START Study material

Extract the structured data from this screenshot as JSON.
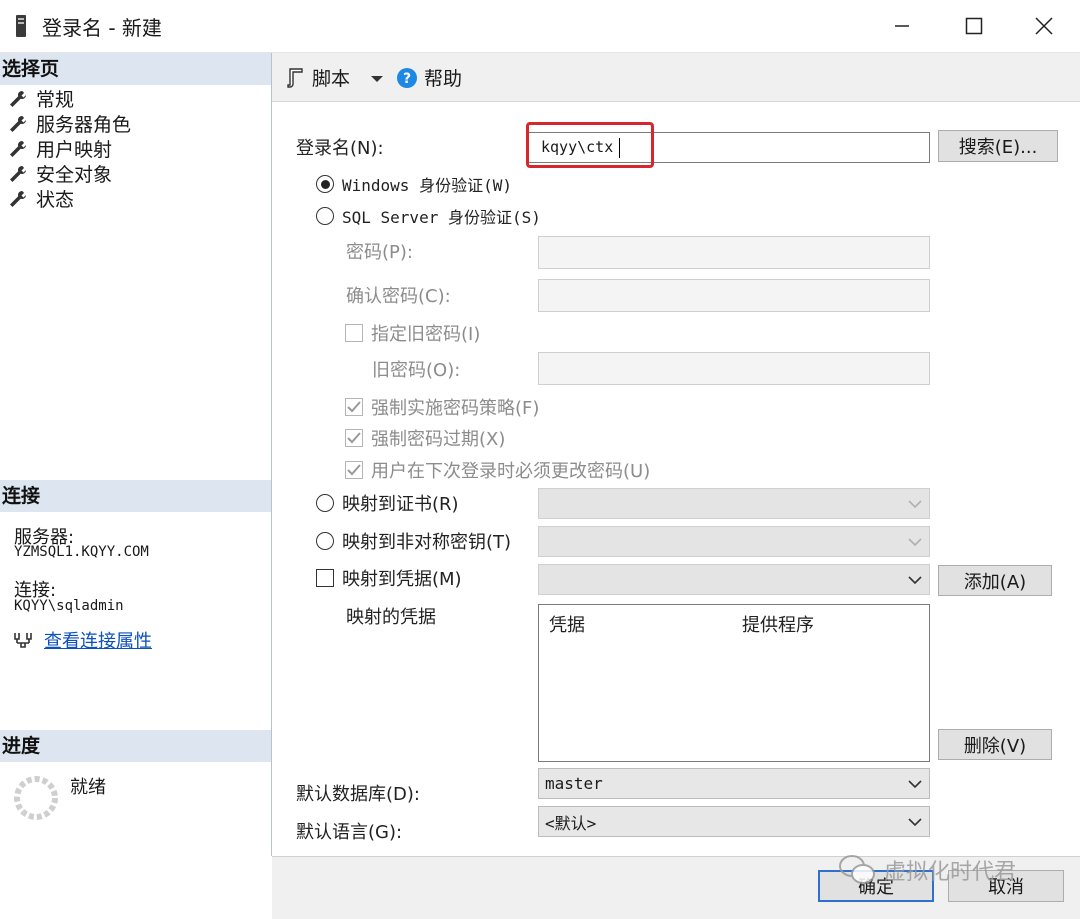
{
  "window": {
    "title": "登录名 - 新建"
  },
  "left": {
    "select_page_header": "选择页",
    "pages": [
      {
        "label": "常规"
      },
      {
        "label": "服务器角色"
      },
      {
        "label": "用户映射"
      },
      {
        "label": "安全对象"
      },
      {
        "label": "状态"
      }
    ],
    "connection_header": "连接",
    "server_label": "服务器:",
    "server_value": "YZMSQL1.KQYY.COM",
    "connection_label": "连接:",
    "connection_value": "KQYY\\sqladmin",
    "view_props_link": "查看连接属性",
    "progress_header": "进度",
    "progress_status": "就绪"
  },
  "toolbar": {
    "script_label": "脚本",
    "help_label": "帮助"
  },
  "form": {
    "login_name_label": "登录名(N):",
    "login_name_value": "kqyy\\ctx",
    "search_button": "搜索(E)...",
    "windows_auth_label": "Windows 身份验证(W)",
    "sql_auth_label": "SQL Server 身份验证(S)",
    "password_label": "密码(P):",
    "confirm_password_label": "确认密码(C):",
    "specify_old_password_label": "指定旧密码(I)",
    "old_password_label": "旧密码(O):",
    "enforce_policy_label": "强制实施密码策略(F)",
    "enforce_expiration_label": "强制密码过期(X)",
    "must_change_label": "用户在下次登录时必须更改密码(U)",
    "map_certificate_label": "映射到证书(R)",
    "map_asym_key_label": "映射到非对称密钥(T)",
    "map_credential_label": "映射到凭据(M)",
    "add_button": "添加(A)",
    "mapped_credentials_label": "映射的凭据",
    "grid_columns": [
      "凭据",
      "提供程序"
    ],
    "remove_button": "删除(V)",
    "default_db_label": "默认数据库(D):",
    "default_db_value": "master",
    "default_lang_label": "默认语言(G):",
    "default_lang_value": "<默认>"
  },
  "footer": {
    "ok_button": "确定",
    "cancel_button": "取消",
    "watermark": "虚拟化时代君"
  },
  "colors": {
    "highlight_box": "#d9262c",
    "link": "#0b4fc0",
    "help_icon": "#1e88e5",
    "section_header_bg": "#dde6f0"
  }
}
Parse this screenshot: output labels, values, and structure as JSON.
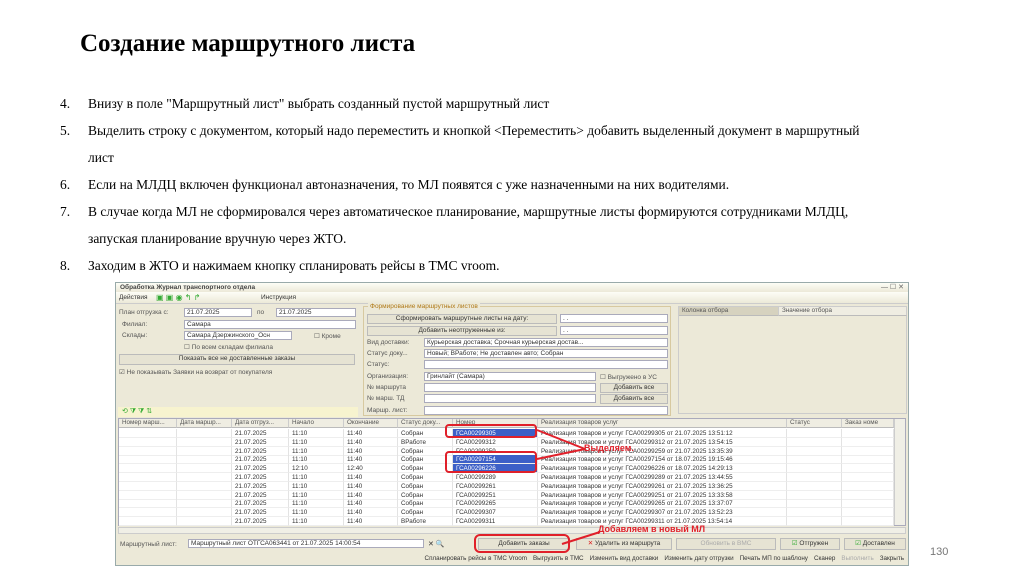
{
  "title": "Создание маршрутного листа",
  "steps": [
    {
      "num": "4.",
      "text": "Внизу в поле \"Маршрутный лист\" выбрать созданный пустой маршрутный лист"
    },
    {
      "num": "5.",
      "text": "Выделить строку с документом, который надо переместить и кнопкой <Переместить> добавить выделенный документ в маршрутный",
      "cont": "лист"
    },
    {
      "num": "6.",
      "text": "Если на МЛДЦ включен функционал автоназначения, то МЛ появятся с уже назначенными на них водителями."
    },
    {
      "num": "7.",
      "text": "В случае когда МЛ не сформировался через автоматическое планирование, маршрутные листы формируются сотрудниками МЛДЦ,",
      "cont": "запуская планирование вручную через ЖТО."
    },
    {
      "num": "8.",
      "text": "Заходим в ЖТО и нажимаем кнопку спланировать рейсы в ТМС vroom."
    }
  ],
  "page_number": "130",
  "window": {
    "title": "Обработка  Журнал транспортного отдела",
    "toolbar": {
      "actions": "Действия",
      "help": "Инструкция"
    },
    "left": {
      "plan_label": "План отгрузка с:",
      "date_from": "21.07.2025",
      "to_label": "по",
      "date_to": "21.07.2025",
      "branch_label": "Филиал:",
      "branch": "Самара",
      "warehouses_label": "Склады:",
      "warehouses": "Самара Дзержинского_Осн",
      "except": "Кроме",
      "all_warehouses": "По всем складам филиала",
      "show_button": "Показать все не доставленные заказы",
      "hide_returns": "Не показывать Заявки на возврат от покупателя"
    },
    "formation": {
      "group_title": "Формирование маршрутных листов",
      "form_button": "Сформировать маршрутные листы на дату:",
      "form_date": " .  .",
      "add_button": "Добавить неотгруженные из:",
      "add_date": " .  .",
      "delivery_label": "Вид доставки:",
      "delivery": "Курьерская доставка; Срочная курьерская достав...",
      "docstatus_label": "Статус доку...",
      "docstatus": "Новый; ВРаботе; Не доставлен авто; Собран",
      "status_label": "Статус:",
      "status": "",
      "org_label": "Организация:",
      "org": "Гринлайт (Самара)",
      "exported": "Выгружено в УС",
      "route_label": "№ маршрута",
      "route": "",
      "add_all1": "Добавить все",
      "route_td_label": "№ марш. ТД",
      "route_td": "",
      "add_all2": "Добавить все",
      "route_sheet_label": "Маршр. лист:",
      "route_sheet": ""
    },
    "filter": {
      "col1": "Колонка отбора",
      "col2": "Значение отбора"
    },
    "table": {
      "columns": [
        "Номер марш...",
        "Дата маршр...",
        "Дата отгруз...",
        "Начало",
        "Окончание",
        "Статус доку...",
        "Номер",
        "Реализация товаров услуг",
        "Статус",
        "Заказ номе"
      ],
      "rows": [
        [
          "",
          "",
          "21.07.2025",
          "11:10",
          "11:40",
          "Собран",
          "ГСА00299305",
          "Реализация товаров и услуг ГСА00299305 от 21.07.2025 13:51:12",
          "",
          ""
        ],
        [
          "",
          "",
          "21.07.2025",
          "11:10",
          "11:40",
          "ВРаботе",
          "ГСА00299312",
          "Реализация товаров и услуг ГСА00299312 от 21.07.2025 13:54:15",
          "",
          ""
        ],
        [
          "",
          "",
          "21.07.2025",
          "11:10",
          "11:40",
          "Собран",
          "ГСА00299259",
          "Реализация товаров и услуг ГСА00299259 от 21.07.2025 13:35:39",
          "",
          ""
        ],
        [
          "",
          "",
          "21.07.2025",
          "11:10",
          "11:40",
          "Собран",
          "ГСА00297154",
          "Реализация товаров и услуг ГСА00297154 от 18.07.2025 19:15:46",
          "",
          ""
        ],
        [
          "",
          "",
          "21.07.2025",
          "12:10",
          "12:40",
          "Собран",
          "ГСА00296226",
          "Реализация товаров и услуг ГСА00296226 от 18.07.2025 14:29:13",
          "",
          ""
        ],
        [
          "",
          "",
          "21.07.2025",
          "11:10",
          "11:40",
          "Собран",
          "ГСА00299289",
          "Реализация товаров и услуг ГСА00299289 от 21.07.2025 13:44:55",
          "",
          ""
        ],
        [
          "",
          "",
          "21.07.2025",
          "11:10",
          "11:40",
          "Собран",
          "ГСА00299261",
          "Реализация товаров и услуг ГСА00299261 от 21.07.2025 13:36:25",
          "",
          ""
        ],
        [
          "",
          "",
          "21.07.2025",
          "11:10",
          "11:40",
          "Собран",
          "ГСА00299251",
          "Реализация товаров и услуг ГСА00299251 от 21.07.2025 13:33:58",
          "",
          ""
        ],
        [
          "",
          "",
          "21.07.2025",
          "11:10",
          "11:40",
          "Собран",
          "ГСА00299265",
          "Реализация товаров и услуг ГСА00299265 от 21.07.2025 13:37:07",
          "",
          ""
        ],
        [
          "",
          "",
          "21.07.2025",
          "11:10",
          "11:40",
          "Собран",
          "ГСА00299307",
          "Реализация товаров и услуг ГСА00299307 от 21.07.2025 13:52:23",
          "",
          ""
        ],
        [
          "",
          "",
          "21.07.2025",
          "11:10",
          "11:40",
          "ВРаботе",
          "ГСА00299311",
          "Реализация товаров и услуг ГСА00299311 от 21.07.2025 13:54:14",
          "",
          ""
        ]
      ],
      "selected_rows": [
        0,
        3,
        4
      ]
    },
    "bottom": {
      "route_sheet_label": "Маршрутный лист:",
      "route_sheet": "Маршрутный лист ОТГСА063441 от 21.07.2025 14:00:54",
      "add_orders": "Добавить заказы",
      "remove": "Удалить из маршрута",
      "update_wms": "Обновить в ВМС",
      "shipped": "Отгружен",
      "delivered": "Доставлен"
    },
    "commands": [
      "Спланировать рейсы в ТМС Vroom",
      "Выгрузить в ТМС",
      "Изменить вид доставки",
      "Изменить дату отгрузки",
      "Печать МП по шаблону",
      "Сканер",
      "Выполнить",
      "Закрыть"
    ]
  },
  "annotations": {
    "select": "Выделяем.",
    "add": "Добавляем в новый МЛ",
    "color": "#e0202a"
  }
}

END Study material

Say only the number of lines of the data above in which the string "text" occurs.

5